For those that haven’t been to New York it would probably be a bit overwhelming, so much to see and not enough time. I promised myself that I would take some time to write while I’m here, lets face it there’s a million things to inspire writing here. Before I tell you more about my Trip so far, I’d like to share something else with you. I took some time during my flight and lay-over to read a few chapters from “Daring Greatly” by Brene Brown.

…A twenty-minute walk that I do  is better than a four-mile run that I don’t do. The imperfect book that gets published is better than the perfect book that never leaves my computer.

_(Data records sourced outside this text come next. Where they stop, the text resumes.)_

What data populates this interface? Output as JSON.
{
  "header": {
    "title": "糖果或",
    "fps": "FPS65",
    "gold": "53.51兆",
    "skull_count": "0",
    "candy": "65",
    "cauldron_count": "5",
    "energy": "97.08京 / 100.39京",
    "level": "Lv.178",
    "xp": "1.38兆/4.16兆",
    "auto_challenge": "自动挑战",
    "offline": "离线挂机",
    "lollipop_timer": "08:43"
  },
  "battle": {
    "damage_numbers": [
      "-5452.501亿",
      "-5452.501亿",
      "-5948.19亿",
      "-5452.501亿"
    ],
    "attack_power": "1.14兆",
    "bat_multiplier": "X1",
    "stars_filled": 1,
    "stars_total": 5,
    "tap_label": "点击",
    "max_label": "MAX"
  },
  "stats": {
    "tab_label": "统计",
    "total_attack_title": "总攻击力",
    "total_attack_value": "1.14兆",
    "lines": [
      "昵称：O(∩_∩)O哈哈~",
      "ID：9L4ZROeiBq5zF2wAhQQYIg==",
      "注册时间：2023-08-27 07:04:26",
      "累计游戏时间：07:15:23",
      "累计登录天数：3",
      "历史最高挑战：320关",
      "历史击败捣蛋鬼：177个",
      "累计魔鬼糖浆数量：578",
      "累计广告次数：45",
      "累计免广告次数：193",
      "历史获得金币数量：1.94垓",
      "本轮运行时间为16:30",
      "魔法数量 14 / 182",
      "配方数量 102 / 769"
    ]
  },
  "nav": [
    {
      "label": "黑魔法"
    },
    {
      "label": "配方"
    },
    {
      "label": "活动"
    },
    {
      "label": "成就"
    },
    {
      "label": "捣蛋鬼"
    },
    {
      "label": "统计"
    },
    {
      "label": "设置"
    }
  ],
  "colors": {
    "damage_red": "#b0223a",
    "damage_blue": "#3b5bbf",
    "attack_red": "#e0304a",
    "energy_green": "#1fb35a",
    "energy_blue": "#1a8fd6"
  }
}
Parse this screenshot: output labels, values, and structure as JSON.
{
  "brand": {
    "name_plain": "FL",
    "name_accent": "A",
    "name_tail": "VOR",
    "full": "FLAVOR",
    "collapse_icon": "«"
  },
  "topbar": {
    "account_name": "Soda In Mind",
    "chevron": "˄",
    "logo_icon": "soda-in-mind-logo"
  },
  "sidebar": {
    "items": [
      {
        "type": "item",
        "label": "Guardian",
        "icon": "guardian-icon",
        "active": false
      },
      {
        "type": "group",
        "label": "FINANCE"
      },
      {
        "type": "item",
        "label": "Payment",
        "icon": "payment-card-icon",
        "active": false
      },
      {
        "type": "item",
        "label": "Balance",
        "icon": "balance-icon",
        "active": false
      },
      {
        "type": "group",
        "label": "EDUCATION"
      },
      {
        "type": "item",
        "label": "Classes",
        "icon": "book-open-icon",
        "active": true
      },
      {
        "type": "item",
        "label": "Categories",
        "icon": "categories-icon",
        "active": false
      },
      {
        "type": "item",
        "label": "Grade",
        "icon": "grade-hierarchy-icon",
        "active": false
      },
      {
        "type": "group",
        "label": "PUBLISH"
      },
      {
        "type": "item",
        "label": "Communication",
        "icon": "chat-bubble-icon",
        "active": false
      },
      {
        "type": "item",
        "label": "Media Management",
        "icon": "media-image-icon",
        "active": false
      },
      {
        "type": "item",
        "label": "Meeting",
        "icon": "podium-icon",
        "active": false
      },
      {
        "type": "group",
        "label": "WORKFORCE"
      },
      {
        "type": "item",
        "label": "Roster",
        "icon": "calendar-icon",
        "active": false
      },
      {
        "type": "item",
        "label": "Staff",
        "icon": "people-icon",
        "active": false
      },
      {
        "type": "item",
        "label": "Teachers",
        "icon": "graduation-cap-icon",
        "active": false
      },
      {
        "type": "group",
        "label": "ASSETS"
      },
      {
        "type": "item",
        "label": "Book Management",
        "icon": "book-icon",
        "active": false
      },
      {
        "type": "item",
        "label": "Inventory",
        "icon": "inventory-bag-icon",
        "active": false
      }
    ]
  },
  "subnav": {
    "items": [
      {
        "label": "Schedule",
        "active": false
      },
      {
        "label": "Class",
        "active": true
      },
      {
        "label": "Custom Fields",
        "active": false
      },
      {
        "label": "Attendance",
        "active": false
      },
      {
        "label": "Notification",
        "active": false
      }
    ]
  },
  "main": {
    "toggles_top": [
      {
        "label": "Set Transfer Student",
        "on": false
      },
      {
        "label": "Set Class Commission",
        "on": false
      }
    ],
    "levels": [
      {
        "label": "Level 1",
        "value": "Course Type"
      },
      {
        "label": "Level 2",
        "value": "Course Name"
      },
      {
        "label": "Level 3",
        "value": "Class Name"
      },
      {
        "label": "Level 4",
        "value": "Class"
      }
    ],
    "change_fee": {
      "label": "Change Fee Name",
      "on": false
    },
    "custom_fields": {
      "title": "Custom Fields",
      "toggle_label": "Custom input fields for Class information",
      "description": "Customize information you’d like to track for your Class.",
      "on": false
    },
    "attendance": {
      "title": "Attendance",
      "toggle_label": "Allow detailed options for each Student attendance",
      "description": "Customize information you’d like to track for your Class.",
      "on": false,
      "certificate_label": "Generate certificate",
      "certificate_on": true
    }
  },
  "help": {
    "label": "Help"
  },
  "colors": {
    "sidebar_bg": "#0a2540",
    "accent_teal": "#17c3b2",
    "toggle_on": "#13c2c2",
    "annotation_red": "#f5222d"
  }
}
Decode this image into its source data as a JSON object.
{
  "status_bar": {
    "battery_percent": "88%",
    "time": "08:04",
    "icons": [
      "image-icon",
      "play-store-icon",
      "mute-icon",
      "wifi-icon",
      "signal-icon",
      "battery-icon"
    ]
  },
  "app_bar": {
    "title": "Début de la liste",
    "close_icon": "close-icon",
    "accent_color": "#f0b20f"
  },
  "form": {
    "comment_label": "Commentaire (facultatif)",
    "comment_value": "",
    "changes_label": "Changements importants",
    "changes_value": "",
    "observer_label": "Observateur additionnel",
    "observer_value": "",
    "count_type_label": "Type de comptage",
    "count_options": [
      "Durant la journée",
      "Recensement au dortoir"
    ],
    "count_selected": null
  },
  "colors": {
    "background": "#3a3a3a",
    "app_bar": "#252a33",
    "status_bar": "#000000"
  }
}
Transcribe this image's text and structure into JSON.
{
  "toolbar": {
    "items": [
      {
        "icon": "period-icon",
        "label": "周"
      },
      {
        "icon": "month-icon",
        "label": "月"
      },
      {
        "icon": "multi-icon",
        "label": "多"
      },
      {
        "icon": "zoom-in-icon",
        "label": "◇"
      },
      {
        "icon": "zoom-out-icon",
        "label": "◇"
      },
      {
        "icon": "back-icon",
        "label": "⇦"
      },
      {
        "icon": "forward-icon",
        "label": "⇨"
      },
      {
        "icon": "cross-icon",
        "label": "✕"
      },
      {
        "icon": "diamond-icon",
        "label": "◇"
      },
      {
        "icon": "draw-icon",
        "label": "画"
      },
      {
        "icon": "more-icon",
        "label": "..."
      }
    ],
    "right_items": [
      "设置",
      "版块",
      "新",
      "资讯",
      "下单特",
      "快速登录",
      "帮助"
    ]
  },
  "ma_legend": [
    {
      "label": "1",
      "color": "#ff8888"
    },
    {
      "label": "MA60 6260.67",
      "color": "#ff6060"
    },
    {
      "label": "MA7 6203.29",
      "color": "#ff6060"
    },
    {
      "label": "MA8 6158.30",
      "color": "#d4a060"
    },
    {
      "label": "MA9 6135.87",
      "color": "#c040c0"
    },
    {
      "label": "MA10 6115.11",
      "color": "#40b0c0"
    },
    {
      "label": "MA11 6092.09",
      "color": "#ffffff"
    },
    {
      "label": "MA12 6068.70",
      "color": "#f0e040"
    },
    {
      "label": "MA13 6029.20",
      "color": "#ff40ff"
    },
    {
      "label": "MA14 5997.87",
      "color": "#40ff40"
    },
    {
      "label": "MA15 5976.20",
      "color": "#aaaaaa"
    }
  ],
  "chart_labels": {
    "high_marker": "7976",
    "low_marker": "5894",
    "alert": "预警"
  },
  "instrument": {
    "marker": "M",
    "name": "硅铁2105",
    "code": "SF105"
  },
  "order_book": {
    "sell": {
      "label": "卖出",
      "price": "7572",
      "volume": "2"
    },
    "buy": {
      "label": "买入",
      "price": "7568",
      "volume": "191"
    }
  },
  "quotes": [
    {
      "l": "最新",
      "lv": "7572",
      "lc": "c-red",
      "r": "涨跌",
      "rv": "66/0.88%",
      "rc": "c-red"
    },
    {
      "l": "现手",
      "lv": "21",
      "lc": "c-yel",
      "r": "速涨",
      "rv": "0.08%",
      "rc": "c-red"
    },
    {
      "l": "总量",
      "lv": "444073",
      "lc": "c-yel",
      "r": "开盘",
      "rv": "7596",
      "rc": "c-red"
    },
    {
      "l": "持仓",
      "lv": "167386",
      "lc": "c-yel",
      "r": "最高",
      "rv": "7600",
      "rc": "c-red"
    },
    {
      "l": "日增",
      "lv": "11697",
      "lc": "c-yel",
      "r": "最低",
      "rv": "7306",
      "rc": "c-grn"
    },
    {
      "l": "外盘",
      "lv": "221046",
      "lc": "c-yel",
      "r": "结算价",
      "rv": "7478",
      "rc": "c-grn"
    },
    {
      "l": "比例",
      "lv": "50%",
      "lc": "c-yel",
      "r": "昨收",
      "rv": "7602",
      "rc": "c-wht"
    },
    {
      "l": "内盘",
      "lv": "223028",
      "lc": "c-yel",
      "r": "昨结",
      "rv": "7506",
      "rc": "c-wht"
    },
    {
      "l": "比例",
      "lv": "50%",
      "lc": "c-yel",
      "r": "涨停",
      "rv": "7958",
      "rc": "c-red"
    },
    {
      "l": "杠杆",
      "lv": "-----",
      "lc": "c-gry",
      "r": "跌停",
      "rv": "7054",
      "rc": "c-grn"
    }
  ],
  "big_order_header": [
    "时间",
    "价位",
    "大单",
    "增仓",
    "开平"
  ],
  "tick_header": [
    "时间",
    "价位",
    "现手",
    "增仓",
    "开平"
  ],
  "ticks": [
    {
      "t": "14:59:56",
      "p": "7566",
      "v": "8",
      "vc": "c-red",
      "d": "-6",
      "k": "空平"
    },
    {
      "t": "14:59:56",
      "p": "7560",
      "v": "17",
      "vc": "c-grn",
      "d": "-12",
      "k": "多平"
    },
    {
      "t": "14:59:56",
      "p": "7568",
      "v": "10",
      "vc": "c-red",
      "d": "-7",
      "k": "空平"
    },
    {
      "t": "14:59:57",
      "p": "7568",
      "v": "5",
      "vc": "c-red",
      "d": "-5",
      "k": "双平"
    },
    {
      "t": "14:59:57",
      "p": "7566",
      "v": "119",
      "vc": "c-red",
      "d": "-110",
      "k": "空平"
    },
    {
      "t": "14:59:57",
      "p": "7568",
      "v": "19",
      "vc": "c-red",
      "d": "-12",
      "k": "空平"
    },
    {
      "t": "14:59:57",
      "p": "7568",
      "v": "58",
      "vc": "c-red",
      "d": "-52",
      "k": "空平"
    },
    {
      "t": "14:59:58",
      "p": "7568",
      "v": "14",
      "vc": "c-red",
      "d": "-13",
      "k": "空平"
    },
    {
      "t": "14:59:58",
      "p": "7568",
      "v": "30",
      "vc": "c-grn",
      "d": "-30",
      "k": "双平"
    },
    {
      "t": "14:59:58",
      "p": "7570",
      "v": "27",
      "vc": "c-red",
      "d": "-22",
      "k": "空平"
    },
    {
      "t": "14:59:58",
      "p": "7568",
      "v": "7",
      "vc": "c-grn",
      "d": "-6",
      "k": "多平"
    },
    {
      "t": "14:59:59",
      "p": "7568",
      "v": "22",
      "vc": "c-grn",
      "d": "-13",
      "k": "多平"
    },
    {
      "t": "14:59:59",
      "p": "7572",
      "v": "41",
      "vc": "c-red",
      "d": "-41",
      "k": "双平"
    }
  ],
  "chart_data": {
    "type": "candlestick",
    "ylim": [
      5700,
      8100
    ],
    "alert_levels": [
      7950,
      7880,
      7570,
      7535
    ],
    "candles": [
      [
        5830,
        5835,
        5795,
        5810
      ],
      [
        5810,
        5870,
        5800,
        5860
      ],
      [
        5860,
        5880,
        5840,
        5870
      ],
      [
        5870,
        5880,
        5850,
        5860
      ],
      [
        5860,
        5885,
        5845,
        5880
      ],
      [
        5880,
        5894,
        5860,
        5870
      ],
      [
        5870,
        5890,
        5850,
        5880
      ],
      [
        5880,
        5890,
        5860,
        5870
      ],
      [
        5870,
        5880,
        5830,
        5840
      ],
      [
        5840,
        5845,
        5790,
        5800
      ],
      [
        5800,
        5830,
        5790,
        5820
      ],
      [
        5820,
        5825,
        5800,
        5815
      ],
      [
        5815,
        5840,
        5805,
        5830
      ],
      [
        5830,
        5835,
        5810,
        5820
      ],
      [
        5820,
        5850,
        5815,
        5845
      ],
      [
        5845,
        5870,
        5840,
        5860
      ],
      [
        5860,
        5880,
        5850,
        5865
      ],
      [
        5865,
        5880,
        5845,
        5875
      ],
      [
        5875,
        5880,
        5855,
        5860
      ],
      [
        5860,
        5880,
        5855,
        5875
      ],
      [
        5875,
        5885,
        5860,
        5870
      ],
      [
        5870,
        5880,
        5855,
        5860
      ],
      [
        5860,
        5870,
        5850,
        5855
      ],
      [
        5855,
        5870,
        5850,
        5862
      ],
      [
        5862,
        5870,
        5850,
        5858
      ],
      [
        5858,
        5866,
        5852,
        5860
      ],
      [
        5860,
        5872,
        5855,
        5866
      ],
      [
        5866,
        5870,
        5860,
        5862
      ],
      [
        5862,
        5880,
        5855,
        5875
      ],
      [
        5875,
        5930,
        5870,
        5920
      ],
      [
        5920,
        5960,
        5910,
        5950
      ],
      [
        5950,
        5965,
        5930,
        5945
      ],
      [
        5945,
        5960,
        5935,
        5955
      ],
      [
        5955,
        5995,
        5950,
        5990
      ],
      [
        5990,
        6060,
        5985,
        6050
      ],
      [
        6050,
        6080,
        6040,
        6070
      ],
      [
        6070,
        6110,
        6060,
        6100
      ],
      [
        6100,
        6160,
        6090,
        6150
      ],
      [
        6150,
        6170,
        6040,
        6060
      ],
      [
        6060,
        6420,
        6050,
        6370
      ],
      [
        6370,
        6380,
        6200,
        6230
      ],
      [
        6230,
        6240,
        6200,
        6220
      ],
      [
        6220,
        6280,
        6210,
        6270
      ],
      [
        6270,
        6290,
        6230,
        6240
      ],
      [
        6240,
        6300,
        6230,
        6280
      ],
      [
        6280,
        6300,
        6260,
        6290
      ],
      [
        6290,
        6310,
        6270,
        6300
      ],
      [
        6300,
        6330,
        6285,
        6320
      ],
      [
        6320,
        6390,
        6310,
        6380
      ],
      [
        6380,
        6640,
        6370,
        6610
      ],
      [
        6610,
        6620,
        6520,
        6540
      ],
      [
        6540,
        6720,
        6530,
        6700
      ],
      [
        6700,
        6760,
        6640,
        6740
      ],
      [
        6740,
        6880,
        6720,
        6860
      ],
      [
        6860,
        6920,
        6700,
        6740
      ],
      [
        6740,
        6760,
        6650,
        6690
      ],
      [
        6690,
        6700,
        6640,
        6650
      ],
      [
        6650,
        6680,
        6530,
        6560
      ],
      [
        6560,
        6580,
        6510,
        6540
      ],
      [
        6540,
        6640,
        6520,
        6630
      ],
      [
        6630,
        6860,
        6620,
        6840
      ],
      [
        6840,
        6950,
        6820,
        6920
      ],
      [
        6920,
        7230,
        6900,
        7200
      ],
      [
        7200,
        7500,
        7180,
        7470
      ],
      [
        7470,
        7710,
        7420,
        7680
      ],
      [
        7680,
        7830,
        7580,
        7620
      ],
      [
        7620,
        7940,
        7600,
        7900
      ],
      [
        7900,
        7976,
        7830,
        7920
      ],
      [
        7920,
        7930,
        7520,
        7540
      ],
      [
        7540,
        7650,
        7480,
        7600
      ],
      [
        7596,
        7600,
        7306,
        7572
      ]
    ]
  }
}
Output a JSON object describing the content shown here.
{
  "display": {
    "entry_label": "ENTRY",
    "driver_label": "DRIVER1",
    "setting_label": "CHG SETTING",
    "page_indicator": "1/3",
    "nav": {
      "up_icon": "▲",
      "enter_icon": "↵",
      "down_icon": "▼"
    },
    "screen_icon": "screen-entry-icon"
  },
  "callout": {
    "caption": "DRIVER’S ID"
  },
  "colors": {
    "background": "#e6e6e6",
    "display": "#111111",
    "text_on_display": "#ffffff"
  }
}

I’ve been in a bit of a mental funk lately, not feeling motivated to write, socialize, and be around others. When it comes to writing, sometimes I feel like a bit of a perfectionist. Instead of just writing, I tend to not write unless I think it’s perfect. I think it was great for me to learn this lesson from Brene Brown before my trip, in a way it got me out of my perfectionist state. What I got from Brene’s book was to not always strive for perfection, sure there are times when something should be perfect, but is perfection right for every aspect of life? In another lesson Brene points out that perfectionism is the enemy of creativity. If you look at Painters, sure there are some boundaries, but artists have the liberty to operate outside of borders.

So what does any of this have to do with my imageNew York trip? I think it was great for me to change my attitude before coming back to New York. There’s so much inspiration here, and I needed to be in the right mood to soak it all up. New York is an interesting place. As I started saying in the beginning there’s so much exciting things here, yet as I looked around, I noticed that everyone seemed to have a bleak and down trodden look. Perhaps it’s because I was on the Subway, or perhaps it’s because it was 30 degrees outside. By the way if you’ve never riden the New York city subway, you should try it at least once before you die, of course you might also die there too. As I rode the subway I couldn’t help but think that there was so much that the City had to offer, yet I was wondering how many of those people took time to appreciate the beauty that’s right outside. Even though we’re in a closed cramped space, everyone really seemed like they were in their own bubble. This all had me asking a similar question of my own life. What things am I missing out on in life that I could be enjoying? Am I going through my life not appreciating the beauty that’s right around the corner?

So what’s the lesson? Life can be inherently hard, sometimes work, life and responsibilities get us out of focus. While life is un-folding around us, beauty is also right there. If there’s one thing I want you to remember is this, take time to enjoy the beauty around you, and we’ll all be a little happier today.